Aharon and Miriam bring long-festering issues to light at the family therapy session. Miriam declares that it is best for her if she distances herself from the Fishmans, and then walks out.
* * *
“I don’t have words to describe how I feel right now,” said Hindy. She was standing in the middle of the hallway, her eyes gazing far off. “What just happened?”
Asher stood by her side, taking in the surroundings. It was strange, he thought, how such an innocuous-looking place could be the scene of so much emotional devastation.
“Where was I when everything was going so wrong?” Hindy asked. “How did I delude myself all these years that everything was fine?”
Dr. Bachman walked out of the office just then, and overheard Hindy’s last statement. He looked at Asher, checked his watch, then said, “Would you and your husband like to come back in for a few minutes and debrief?” he asked. “I have some time.”
Hindy and Asher considered the matter, silently debating whether it would be better to speak among themselves, or to include Dr. Bachman.
“Pros and cons,” said Dr. Bachman, correctly interpreting their hesitation. “On the one hand, what do you need a doctor for? On the other hand, the doctor was the one who detonated the explosion!”
Hindy smiled. “Okay. Thank you, Dr. Bachman.”
They went back into the office and settled themselves again, only this time Asher dragged two of the chairs up to Dr. Bachman’s desk.
“Had enough of the friendly circle setting?” Hindy remarked drily.
“More than enough,” said Asher, sitting down at her side.
“So, how are you feeling, now that so much has come out into the open?” he asked.
“I think that was just the tip of the iceberg,” replied Hindy. “Who knows what else is lurking down there? I don’t think I can do another one of these. You could have warned me,” she said reproachfully.
Dr. Bachman nodded empathetically. “That would have been nice, right? Only it’s impossible to predict what will happen when a family sits down in my office. Sometimes, rarely, everyone is quiet and the firecrackers fizzle out as soon as they’re lit. Other times, we’ve had to call the security guards.”
“Seriously?” said Asher.
“No joke. Now, Mrs. Fishman, let’s talk.”

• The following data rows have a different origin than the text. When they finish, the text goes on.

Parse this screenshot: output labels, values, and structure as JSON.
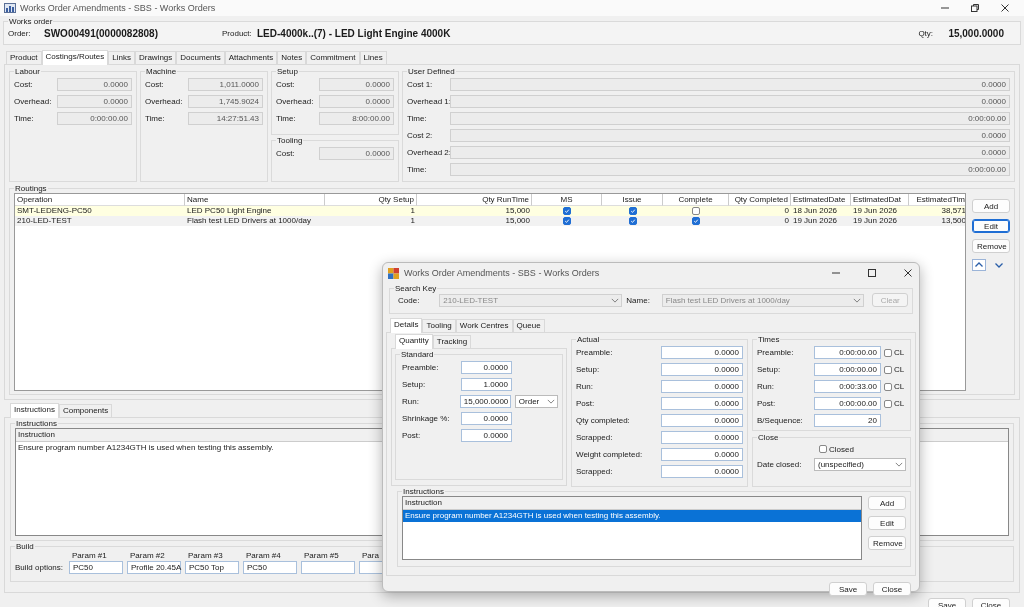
{
  "window": {
    "title": "Works Order Amendments - SBS - Works Orders"
  },
  "works_order": {
    "title": "Works order",
    "order_label": "Order:",
    "order": "SWO00491(0000082808)",
    "product_label": "Product:",
    "product": "LED-4000k..(7) - LED Light Engine 4000K",
    "qty_label": "Qty:",
    "qty": "15,000.0000"
  },
  "tabs": [
    {
      "label": "Product",
      "selected": false
    },
    {
      "label": "Costings/Routes",
      "selected": true
    },
    {
      "label": "Links",
      "selected": false
    },
    {
      "label": "Drawings",
      "selected": false
    },
    {
      "label": "Documents",
      "selected": false
    },
    {
      "label": "Attachments",
      "selected": false
    },
    {
      "label": "Notes",
      "selected": false
    },
    {
      "label": "Commitment",
      "selected": false
    },
    {
      "label": "Lines",
      "selected": false
    }
  ],
  "cost_columns": [
    {
      "groups": [
        {
          "title": "Labour",
          "fields": [
            {
              "label": "Cost:",
              "value": "0.0000"
            },
            {
              "label": "Overhead:",
              "value": "0.0000"
            },
            {
              "label": "Time:",
              "value": "0:00:00.00"
            }
          ]
        }
      ]
    },
    {
      "groups": [
        {
          "title": "Machine",
          "fields": [
            {
              "label": "Cost:",
              "value": "1,011.0000"
            },
            {
              "label": "Overhead:",
              "value": "1,745.9024"
            },
            {
              "label": "Time:",
              "value": "14:27:51.43"
            }
          ]
        }
      ]
    },
    {
      "groups": [
        {
          "title": "Setup",
          "fields": [
            {
              "label": "Cost:",
              "value": "0.0000"
            },
            {
              "label": "Overhead:",
              "value": "0.0000"
            },
            {
              "label": "Time:",
              "value": "8:00:00.00"
            }
          ]
        },
        {
          "title": "Tooling",
          "fields": [
            {
              "label": "Cost:",
              "value": "0.0000"
            }
          ]
        }
      ]
    },
    {
      "groups": [
        {
          "title": "User Defined",
          "fields": [
            {
              "label": "Cost 1:",
              "value": "0.0000"
            },
            {
              "label": "Overhead 1:",
              "value": "0.0000"
            },
            {
              "label": "Time:",
              "value": "0:00:00.00"
            },
            {
              "label": "Cost 2:",
              "value": "0.0000"
            },
            {
              "label": "Overhead 2:",
              "value": "0.0000"
            },
            {
              "label": "Time:",
              "value": "0:00:00.00"
            }
          ]
        }
      ]
    }
  ],
  "routings": {
    "title": "Routings",
    "columns": [
      {
        "label": "Operation",
        "kind": "text"
      },
      {
        "label": "Name",
        "kind": "text"
      },
      {
        "label": "Qty Setup",
        "kind": "number"
      },
      {
        "label": "Qty RunTime",
        "kind": "number"
      },
      {
        "label": "MS",
        "kind": "check"
      },
      {
        "label": "Issue",
        "kind": "check"
      },
      {
        "label": "Complete",
        "kind": "check"
      },
      {
        "label": "Qty Completed",
        "kind": "number"
      },
      {
        "label": "EstimatedDate",
        "kind": "text"
      },
      {
        "label": "EstimatedDat",
        "kind": "text"
      },
      {
        "label": "EstimatedTim",
        "kind": "number"
      }
    ],
    "rows": [
      {
        "selected": true,
        "cells": [
          "SMT-LEDENG-PC50",
          "LED PC50 Light Engine",
          "1",
          "15,000",
          true,
          true,
          false,
          "0",
          "18 Jun 2026",
          "19 Jun 2026",
          "38,571"
        ]
      },
      {
        "selected": false,
        "cells": [
          "210-LED-TEST",
          "Flash test LED Drivers at 1000/day",
          "1",
          "15,000",
          true,
          true,
          true,
          "0",
          "19 Jun 2026",
          "19 Jun 2026",
          "13,500"
        ]
      }
    ],
    "buttons": [
      {
        "label": "Add",
        "focused": false
      },
      {
        "label": "Edit",
        "focused": true
      },
      {
        "label": "Remove",
        "focused": false
      }
    ]
  },
  "lower_tabs": [
    {
      "label": "Instructions",
      "selected": true
    },
    {
      "label": "Components",
      "selected": false
    }
  ],
  "instructions": {
    "title": "Instructions",
    "column": "Instruction",
    "rows": [
      {
        "text": "Ensure program number A1234GTH is used when testing this assembly.",
        "selected": false
      }
    ]
  },
  "build": {
    "title": "Build",
    "label": "Build options:",
    "params": [
      {
        "label": "Param #1",
        "value": "PC50"
      },
      {
        "label": "Param #2",
        "value": "Profile 20.45A"
      },
      {
        "label": "Param #3",
        "value": "PC50 Top"
      },
      {
        "label": "Param #4",
        "value": "PC50"
      },
      {
        "label": "Param #5"
      },
      {
        "label": "Para"
      }
    ]
  },
  "footer_buttons": [
    "Save",
    "Close"
  ],
  "dialog": {
    "title": "Works Order Amendments - SBS - Works Orders",
    "search_key": {
      "title": "Search Key",
      "code_label": "Code:",
      "code": "210-LED-TEST",
      "name_label": "Name:",
      "name": "Flash test LED Drivers at 1000/day",
      "clear": "Clear",
      "clear_disabled": true
    },
    "tabs": [
      {
        "label": "Details",
        "selected": true
      },
      {
        "label": "Tooling",
        "selected": false
      },
      {
        "label": "Work Centres",
        "selected": false
      },
      {
        "label": "Queue",
        "selected": false
      }
    ],
    "subtabs": [
      {
        "label": "Quantity",
        "selected": true
      },
      {
        "label": "Tracking",
        "selected": false
      }
    ],
    "standard": {
      "title": "Standard",
      "fields": [
        {
          "label": "Preamble:",
          "value": "0.0000"
        },
        {
          "label": "Setup:",
          "value": "1.0000"
        },
        {
          "label": "Run:",
          "value": "15,000.0000",
          "unit": "Order"
        },
        {
          "label": "Shrinkage %:",
          "value": "0.0000"
        },
        {
          "label": "Post:",
          "value": "0.0000"
        }
      ]
    },
    "actual": {
      "title": "Actual",
      "fields": [
        {
          "label": "Preamble:",
          "value": "0.0000"
        },
        {
          "label": "Setup:",
          "value": "0.0000"
        },
        {
          "label": "Run:",
          "value": "0.0000"
        },
        {
          "label": "Post:",
          "value": "0.0000"
        },
        {
          "label": "Qty completed:",
          "value": "0.0000"
        },
        {
          "label": "Scrapped:",
          "value": "0.0000"
        },
        {
          "label": "Weight completed:",
          "value": "0.0000"
        },
        {
          "label": "Scrapped:",
          "value": "0.0000"
        }
      ]
    },
    "times": {
      "title": "Times",
      "fields": [
        {
          "label": "Preamble:",
          "value": "0:00:00.00",
          "cl_label": "CL",
          "cl": false
        },
        {
          "label": "Setup:",
          "value": "0:00:00.00",
          "cl_label": "CL",
          "cl": false
        },
        {
          "label": "Run:",
          "value": "0:00:33.00",
          "cl_label": "CL",
          "cl": false
        },
        {
          "label": "Post:",
          "value": "0:00:00.00",
          "cl_label": "CL",
          "cl": false
        },
        {
          "label": "B/Sequence:",
          "value": "20"
        }
      ]
    },
    "close": {
      "title": "Close",
      "closed_label": "Closed",
      "closed": false,
      "date_label": "Date closed:",
      "date": "(unspecified)"
    },
    "instructions": {
      "title": "Instructions",
      "column": "Instruction",
      "rows": [
        {
          "text": "Ensure program number A1234GTH is used when testing this assembly.",
          "selected": true
        }
      ],
      "buttons": [
        "Add",
        "Edit",
        "Remove"
      ]
    },
    "buttons": [
      "Save",
      "Close"
    ]
  }
}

“I’m just bewildered,” she said. “I knew my mothering was not perfect, but not for one minute did I think I wasn’t doing a good job! I thought the kids loved me so much they would just accept all of my failings. I never dreamed they were so angry. I’m … I’m in shock.”
“It wasn’t all that bad,” said Asher. “Remember, they’re just kids.”
“That’s the thing Asher; they’re not. When they were little and got upset with me they had no choice but to make up. They would come around a little while later looking for something to eat and all was forgiven. It’s not like that now. When Miriam said she’s going, there’s nothing I can do now to bring her back. That’s the big difference.”
Dr. Bachman nodded gravely. “There is such a thing as ‘collateral damage,’ Mrs. Fishman. It could be that all those years, before your addiction manifested itself in your abuse of painkillers, you may have been what we call a ‘dry drunk.’”
Hindy burst out laughing. “That’s funny, Dr. Bachman. Is that rehab humor?”
“I’m not joking,” he replied. “A person can think and act like an addict long before he ever uses an addictive substance. From what I heard from your children, it sounds like that may have been the case in your family. It’s nothing to be ashamed of; you had no way of knowing what was happening.”
“Nothing to be ashamed of? I’m not ashamed — I’m angry!” She turned to Asher. “Why didn’t you tell me what I was doing?”
Asher grimaced, recalling the many painful conversations, trying gently to point out to her that she may have been too harsh with the children and that there might be better ways to act towards them.
Hindy’s face fell. “You did, didn’t you,” she said.
Asher nodded sadly. “Many times.”
“That’s why they love and respect you so much,” she said.
“I’ve had my share of trouble with them, don’t worry,” he said. “But yes, I work very hard on my relationship with each of them.”
Hindy sat back in her chair. A running film strip of the years she’d spent building a family and raising her children played before her eyes now in vivid color. She could see now all the things she’d missed: the harsh voice, the clipped responses, her distraction and pre-occupation with work. Their physical needs had been cared for and she had assumed that would be enough, but if today was any proof, it clearly was not. She’d missed out on so much, and for what? To hang a few more balloons at a simchah?
“Mrs. Fishman,” Dr. Bachman interrupted. He realized that her breathing was becoming shallow. “Take a deep breath. It’s a lot to take in at once. It’s always painful when the curtain opens and you see what’s been behind it for so many years.
“You must keep in mind that although it seems like everything was all bad, it surely wasn’t. There were many good times; you just can’t see them right now. Once you get over your initial shock, the good times will come back and you’ll have a more complete picture of what the past was like.”
“Even so, what’s going to be with Miriam?” she asked. “I can accept anything as long as I can fix it. How can I get her to come back?”